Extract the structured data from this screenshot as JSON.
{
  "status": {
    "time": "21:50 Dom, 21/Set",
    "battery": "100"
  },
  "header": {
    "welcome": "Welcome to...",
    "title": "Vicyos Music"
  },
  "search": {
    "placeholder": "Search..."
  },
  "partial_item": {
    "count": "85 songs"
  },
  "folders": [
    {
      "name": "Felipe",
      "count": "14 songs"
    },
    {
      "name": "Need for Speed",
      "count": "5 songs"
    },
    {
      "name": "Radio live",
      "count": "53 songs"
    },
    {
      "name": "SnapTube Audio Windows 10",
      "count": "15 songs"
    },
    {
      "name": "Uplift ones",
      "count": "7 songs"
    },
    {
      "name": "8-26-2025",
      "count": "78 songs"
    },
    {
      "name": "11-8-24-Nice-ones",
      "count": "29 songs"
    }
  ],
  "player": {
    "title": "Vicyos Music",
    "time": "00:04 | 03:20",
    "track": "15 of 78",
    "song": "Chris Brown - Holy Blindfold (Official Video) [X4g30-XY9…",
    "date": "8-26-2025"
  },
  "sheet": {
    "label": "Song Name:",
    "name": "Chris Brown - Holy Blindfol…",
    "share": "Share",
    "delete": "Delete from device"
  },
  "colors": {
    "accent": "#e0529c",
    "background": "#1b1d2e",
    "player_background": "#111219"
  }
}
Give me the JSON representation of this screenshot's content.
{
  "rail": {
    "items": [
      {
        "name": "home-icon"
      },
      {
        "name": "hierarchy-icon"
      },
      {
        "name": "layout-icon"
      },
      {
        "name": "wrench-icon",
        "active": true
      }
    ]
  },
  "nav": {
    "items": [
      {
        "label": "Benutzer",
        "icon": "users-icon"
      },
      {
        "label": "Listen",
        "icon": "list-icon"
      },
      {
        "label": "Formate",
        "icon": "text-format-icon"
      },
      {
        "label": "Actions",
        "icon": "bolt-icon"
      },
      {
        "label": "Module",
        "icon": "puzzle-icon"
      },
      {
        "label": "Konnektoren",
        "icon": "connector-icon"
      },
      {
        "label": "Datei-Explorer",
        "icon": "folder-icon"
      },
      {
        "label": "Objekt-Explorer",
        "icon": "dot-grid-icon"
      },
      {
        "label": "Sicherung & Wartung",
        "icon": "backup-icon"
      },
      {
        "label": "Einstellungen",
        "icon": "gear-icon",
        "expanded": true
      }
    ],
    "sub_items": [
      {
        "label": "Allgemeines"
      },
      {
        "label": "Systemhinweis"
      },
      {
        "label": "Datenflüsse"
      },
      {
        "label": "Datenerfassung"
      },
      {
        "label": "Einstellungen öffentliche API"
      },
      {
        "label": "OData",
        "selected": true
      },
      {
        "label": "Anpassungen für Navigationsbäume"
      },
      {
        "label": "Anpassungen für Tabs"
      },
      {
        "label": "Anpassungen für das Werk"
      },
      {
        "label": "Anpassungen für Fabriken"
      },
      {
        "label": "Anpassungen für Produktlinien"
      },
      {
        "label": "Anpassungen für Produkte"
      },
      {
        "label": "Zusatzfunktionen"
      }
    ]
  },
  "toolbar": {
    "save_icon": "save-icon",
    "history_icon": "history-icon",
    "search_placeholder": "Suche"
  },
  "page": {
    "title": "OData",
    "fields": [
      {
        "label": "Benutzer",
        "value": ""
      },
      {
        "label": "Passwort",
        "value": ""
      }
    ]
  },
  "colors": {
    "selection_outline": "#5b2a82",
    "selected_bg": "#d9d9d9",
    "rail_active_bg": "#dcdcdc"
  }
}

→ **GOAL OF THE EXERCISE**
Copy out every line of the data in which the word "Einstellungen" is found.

→ **ANSWER BOX**
        "label": "Einstellungen",
        "label": "Einstellungen öffentliche API"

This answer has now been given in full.